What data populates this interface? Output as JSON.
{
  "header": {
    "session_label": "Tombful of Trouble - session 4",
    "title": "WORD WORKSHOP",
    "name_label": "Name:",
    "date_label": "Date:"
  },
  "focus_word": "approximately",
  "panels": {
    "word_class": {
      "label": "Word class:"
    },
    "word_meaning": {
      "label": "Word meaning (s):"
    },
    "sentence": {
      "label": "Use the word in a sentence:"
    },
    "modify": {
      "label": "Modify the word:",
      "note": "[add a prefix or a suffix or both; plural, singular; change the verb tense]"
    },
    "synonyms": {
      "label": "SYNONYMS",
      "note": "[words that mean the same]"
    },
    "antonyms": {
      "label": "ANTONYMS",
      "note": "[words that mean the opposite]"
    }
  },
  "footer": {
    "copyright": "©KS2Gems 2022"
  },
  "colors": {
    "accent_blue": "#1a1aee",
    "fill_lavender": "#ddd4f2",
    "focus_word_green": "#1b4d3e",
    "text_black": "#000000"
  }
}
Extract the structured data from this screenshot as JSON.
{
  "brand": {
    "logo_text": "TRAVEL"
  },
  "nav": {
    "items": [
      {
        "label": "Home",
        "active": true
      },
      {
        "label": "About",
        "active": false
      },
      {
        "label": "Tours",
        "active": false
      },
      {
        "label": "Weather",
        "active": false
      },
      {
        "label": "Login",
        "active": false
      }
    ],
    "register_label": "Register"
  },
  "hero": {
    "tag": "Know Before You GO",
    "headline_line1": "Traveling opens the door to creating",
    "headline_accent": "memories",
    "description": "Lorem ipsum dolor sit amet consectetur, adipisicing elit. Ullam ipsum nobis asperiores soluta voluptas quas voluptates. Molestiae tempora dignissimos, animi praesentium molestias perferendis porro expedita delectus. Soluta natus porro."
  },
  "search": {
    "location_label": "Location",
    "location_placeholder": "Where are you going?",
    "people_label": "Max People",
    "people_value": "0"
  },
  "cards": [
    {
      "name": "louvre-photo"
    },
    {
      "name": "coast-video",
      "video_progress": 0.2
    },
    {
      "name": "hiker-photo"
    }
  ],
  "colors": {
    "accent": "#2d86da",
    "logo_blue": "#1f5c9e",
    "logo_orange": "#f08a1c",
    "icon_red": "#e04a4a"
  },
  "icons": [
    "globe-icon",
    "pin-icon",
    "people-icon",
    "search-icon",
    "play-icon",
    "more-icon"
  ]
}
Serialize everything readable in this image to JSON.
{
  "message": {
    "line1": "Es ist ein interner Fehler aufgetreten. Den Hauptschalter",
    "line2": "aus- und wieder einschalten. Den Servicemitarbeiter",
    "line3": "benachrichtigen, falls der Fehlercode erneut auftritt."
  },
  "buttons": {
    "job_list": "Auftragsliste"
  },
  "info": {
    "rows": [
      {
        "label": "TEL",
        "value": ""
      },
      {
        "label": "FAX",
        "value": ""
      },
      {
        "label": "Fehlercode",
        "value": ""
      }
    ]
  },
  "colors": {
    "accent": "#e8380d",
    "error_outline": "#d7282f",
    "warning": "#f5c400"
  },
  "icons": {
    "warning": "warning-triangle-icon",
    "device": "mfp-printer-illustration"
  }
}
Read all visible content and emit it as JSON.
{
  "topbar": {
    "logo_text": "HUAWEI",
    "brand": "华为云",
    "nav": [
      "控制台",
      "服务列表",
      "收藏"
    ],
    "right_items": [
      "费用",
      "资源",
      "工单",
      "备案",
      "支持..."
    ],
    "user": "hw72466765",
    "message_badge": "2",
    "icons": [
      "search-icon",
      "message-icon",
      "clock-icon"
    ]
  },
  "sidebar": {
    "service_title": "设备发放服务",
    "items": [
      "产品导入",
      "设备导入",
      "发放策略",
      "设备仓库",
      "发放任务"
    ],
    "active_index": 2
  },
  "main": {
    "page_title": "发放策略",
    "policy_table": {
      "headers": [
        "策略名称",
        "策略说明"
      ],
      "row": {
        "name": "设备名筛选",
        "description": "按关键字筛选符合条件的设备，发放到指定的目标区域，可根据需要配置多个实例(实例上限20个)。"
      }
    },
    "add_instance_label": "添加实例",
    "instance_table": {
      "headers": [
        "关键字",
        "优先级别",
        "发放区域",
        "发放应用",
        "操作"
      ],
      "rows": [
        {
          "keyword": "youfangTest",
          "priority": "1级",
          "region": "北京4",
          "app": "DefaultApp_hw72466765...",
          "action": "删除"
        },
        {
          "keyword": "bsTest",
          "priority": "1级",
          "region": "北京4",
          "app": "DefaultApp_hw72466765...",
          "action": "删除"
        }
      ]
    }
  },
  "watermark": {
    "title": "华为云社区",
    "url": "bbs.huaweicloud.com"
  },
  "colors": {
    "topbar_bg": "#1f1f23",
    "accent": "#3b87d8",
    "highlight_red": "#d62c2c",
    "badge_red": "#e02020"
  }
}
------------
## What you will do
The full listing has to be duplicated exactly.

## Finished task
What data populates this interface? Output as JSON.
{
  "header": {
    "session_label": "Tombful of Trouble - session 4",
    "title": "WORD WORKSHOP",
    "name_label": "Name:",
    "date_label": "Date:"
  },
  "focus_word": "approximately",
  "panels": {
    "word_class": {
      "label": "Word class:"
    },
    "word_meaning": {
      "label": "Word meaning (s):"
    },
    "sentence": {
      "label": "Use the word in a sentence:"
    },
    "modify": {
      "label": "Modify the word:",
      "note": "[add a prefix or a suffix or both; plural, singular; change the verb tense]"
    },
    "synonyms": {
      "label": "SYNONYMS",
      "note": "[words that mean the same]"
    },
    "antonyms": {
      "label": "ANTONYMS",
      "note": "[words that mean the opposite]"
    }
  },
  "footer": {
    "copyright": "©KS2Gems 2022"
  },
  "colors": {
    "accent_blue": "#1a1aee",
    "fill_lavender": "#ddd4f2",
    "focus_word_green": "#1b4d3e",
    "text_black": "#000000"
  }
}
Extract the structured data from this screenshot as JSON.
{
  "brand": {
    "logo_text": "TRAVEL"
  },
  "nav": {
    "items": [
      {
        "label": "Home",
        "active": true
      },
      {
        "label": "About",
        "active": false
      },
      {
        "label": "Tours",
        "active": false
      },
      {
        "label": "Weather",
        "active": false
      },
      {
        "label": "Login",
        "active": false
      }
    ],
    "register_label": "Register"
  },
  "hero": {
    "tag": "Know Before You GO",
    "headline_line1": "Traveling opens the door to creating",
    "headline_accent": "memories",
    "description": "Lorem ipsum dolor sit amet consectetur, adipisicing elit. Ullam ipsum nobis asperiores soluta voluptas quas voluptates. Molestiae tempora dignissimos, animi praesentium molestias perferendis porro expedita delectus. Soluta natus porro."
  },
  "search": {
    "location_label": "Location",
    "location_placeholder": "Where are you going?",
    "people_label": "Max People",
    "people_value": "0"
  },
  "cards": [
    {
      "name": "louvre-photo"
    },
    {
      "name": "coast-video",
      "video_progress": 0.2
    },
    {
      "name": "hiker-photo"
    }
  ],
  "colors": {
    "accent": "#2d86da",
    "logo_blue": "#1f5c9e",
    "logo_orange": "#f08a1c",
    "icon_red": "#e04a4a"
  },
  "icons": [
    "globe-icon",
    "pin-icon",
    "people-icon",
    "search-icon",
    "play-icon",
    "more-icon"
  ]
}
Serialize everything readable in this image to JSON.
{
  "message": {
    "line1": "Es ist ein interner Fehler aufgetreten. Den Hauptschalter",
    "line2": "aus- und wieder einschalten. Den Servicemitarbeiter",
    "line3": "benachrichtigen, falls der Fehlercode erneut auftritt."
  },
  "buttons": {
    "job_list": "Auftragsliste"
  },
  "info": {
    "rows": [
      {
        "label": "TEL",
        "value": ""
      },
      {
        "label": "FAX",
        "value": ""
      },
      {
        "label": "Fehlercode",
        "value": ""
      }
    ]
  },
  "colors": {
    "accent": "#e8380d",
    "error_outline": "#d7282f",
    "warning": "#f5c400"
  },
  "icons": {
    "warning": "warning-triangle-icon",
    "device": "mfp-printer-illustration"
  }
}
Read all visible content and emit it as JSON.
{
  "topbar": {
    "logo_text": "HUAWEI",
    "brand": "华为云",
    "nav": [
      "控制台",
      "服务列表",
      "收藏"
    ],
    "right_items": [
      "费用",
      "资源",
      "工单",
      "备案",
      "支持..."
    ],
    "user": "hw72466765",
    "message_badge": "2",
    "icons": [
      "search-icon",
      "message-icon",
      "clock-icon"
    ]
  },
  "sidebar": {
    "service_title": "设备发放服务",
    "items": [
      "产品导入",
      "设备导入",
      "发放策略",
      "设备仓库",
      "发放任务"
    ],
    "active_index": 2
  },
  "main": {
    "page_title": "发放策略",
    "policy_table": {
      "headers": [
        "策略名称",
        "策略说明"
      ],
      "row": {
        "name": "设备名筛选",
        "description": "按关键字筛选符合条件的设备，发放到指定的目标区域，可根据需要配置多个实例(实例上限20个)。"
      }
    },
    "add_instance_label": "添加实例",
    "instance_table": {
      "headers": [
        "关键字",
        "优先级别",
        "发放区域",
        "发放应用",
        "操作"
      ],
      "rows": [
        {
          "keyword": "youfangTest",
          "priority": "1级",
          "region": "北京4",
          "app": "DefaultApp_hw72466765...",
          "action": "删除"
        },
        {
          "keyword": "bsTest",
          "priority": "1级",
          "region": "北京4",
          "app": "DefaultApp_hw72466765...",
          "action": "删除"
        }
      ]
    }
  },
  "watermark": {
    "title": "华为云社区",
    "url": "bbs.huaweicloud.com"
  },
  "colors": {
    "topbar_bg": "#1f1f23",
    "accent": "#3b87d8",
    "highlight_red": "#d62c2c",
    "badge_red": "#e02020"
  }
}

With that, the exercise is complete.